(Records from a data source)
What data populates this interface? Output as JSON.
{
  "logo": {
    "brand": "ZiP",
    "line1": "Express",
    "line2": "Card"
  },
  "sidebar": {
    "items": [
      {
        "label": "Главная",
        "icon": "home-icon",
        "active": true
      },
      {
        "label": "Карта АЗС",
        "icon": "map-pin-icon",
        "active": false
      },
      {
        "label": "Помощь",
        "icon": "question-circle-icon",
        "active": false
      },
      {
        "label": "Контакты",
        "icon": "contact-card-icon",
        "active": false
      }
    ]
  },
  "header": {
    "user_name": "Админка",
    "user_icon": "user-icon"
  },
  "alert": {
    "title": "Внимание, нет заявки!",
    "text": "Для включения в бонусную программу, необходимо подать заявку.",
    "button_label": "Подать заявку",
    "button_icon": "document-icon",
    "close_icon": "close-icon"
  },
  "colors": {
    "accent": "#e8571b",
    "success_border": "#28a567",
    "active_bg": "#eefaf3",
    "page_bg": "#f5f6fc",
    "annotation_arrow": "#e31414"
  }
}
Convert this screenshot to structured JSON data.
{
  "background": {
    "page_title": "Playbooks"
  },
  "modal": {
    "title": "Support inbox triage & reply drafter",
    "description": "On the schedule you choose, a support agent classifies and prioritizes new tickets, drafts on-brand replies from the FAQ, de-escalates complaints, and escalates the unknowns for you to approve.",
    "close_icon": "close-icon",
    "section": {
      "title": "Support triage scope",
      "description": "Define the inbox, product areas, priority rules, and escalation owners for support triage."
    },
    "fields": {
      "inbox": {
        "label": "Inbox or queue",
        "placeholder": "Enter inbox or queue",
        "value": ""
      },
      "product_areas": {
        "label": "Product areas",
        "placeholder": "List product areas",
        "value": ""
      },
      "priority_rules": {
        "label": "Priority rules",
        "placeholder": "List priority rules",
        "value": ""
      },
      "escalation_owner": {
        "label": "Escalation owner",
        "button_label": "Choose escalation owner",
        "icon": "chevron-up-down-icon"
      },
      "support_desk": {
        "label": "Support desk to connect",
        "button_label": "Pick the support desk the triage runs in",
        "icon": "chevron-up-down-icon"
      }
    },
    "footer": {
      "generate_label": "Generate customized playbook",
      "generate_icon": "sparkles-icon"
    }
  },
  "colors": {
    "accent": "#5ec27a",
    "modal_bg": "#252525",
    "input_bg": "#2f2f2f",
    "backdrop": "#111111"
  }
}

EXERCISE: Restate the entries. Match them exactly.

RESPONSE TO THIS EXERCISE:
What data populates this interface? Output as JSON.
{
  "logo": {
    "brand": "ZiP",
    "line1": "Express",
    "line2": "Card"
  },
  "sidebar": {
    "items": [
      {
        "label": "Главная",
        "icon": "home-icon",
        "active": true
      },
      {
        "label": "Карта АЗС",
        "icon": "map-pin-icon",
        "active": false
      },
      {
        "label": "Помощь",
        "icon": "question-circle-icon",
        "active": false
      },
      {
        "label": "Контакты",
        "icon": "contact-card-icon",
        "active": false
      }
    ]
  },
  "header": {
    "user_name": "Админка",
    "user_icon": "user-icon"
  },
  "alert": {
    "title": "Внимание, нет заявки!",
    "text": "Для включения в бонусную программу, необходимо подать заявку.",
    "button_label": "Подать заявку",
    "button_icon": "document-icon",
    "close_icon": "close-icon"
  },
  "colors": {
    "accent": "#e8571b",
    "success_border": "#28a567",
    "active_bg": "#eefaf3",
    "page_bg": "#f5f6fc",
    "annotation_arrow": "#e31414"
  }
}
Convert this screenshot to structured JSON data.
{
  "background": {
    "page_title": "Playbooks"
  },
  "modal": {
    "title": "Support inbox triage & reply drafter",
    "description": "On the schedule you choose, a support agent classifies and prioritizes new tickets, drafts on-brand replies from the FAQ, de-escalates complaints, and escalates the unknowns for you to approve.",
    "close_icon": "close-icon",
    "section": {
      "title": "Support triage scope",
      "description": "Define the inbox, product areas, priority rules, and escalation owners for support triage."
    },
    "fields": {
      "inbox": {
        "label": "Inbox or queue",
        "placeholder": "Enter inbox or queue",
        "value": ""
      },
      "product_areas": {
        "label": "Product areas",
        "placeholder": "List product areas",
        "value": ""
      },
      "priority_rules": {
        "label": "Priority rules",
        "placeholder": "List priority rules",
        "value": ""
      },
      "escalation_owner": {
        "label": "Escalation owner",
        "button_label": "Choose escalation owner",
        "icon": "chevron-up-down-icon"
      },
      "support_desk": {
        "label": "Support desk to connect",
        "button_label": "Pick the support desk the triage runs in",
        "icon": "chevron-up-down-icon"
      }
    },
    "footer": {
      "generate_label": "Generate customized playbook",
      "generate_icon": "sparkles-icon"
    }
  },
  "colors": {
    "accent": "#5ec27a",
    "modal_bg": "#252525",
    "input_bg": "#2f2f2f",
    "backdrop": "#111111"
  }
}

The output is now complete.